Long ago the Venetian government decreed that passenger gondolas were to remain black.
The only white gondolas I know of in Venice are racing gondolas. Each official regata is rowed in a group of identical boats. The only differences being the rowers choices of forcole, remi, and the colors that the boats are painted. Typically there are nine colors and white is one of those colors.
You can see a few racing gondolas among the many Commune boats in front of Santa Maria della Salute church. I shot this photo from the vaporetto the day before the 2005 Regata Storica. Somewhere in there you can see a white one. The unusual "vents" in the tail are unique to racing gondolas.
There are rowing clubs in the Veneto who's color schemes may involve white, such as the Cannotieri Treporti, but again, not a passenger vessel taking riders for hire.
I am not above correction though, so if anyone out there has seen a white gondola taking passengers in Venice, Italy, I would love to hear about it.
I'd be surprised though, as that would be a big, highly visible violation of Venetian law.
The Venetian Casino in Las Vegas does have one white gondola in their fleet.
She is known as the "Wedding Gondola", and while she has the same hull and passenger layout as the other boats there, her deck-accents and other metal accessories are gold plated.
Here in Newport Beach, there are a number of white gondolas afloat. Joe Munday's "Crystal Swan" is white, just like many of the other gondolas he built over the last two and a half decades.
Joe Munday on his Crystal Swan
Gondola Romance also has three white gondolas which were all built in the early 80's.

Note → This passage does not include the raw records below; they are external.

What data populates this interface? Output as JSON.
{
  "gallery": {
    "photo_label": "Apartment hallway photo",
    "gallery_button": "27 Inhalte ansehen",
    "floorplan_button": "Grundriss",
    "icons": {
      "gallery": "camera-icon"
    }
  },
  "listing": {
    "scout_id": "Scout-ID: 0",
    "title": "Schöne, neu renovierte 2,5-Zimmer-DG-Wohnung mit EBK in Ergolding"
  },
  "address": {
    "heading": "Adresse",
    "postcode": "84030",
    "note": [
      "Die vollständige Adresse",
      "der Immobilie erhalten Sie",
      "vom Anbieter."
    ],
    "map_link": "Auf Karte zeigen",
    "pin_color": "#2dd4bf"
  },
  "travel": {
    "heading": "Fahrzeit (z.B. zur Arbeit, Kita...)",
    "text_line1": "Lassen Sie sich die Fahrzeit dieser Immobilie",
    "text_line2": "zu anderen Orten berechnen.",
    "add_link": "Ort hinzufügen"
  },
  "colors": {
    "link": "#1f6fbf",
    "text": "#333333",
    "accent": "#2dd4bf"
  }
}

Interestingly, all of America's white gondolas have been motorized except one - the mysterious white gondola of Venice, California. The only photograph of this boat was on a post card circulated in the very early 1900's. To read more on this vessel, see my post from March 4th of 2002

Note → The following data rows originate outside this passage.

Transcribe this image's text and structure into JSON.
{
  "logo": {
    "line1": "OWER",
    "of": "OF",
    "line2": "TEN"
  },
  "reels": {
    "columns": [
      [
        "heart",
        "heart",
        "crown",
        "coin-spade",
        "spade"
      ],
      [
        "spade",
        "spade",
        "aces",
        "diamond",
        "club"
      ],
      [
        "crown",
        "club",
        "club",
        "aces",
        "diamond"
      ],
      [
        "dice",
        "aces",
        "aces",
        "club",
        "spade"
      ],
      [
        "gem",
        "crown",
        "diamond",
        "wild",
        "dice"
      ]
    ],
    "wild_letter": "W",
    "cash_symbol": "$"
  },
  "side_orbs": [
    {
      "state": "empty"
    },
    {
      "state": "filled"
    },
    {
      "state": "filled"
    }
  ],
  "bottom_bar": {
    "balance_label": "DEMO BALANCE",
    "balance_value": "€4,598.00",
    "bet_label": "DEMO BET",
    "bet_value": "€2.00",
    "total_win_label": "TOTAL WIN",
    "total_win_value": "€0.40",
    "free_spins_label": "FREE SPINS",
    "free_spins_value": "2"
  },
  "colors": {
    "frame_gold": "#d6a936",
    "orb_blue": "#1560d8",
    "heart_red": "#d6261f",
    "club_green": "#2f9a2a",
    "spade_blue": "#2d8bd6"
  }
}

Venice, California in the first decade of the 20th Century.
Here in the US, white boat paint is much easier to come by. Compared to black, it is easier to keep clean too. But a white gondola, in a field of white boats, is another white boat - it tends to blend in. While a black gondola with a background of white boats stands out beautifully, leaving little doubt as to what type of vessel she is.
The story of a "very large white gondola" transporting couples from Isola di San Giorgio Maggiore is a new one to me. The presence of a white passenger gondola in Venice would be highly unlikely though.
I have seen a photo of another white, crescent-shaped rowing boat in Venice that did take passengers...of a different kind. Back in the days when the only motorized vessels in the city were the original vaporetto boats, everything else was rowed...including ambulances. In one photo of the Grand Canal, which I have but don't know if I can post, there are vessels that look like white traghetti, with felze-like tops, that have red crosses on sides.
Were they "ambulance gondolas"?
The photos I've seen of these vessels have all been monochrome, so I'm only assuming that they were truly white. They could just as easily have been light gray or even bright yellow.
I did see a white Venetian gondola with passengers once.
It was in a photo from Ingo Stahl in Germany:
But I understand that the white on that boat was temporary.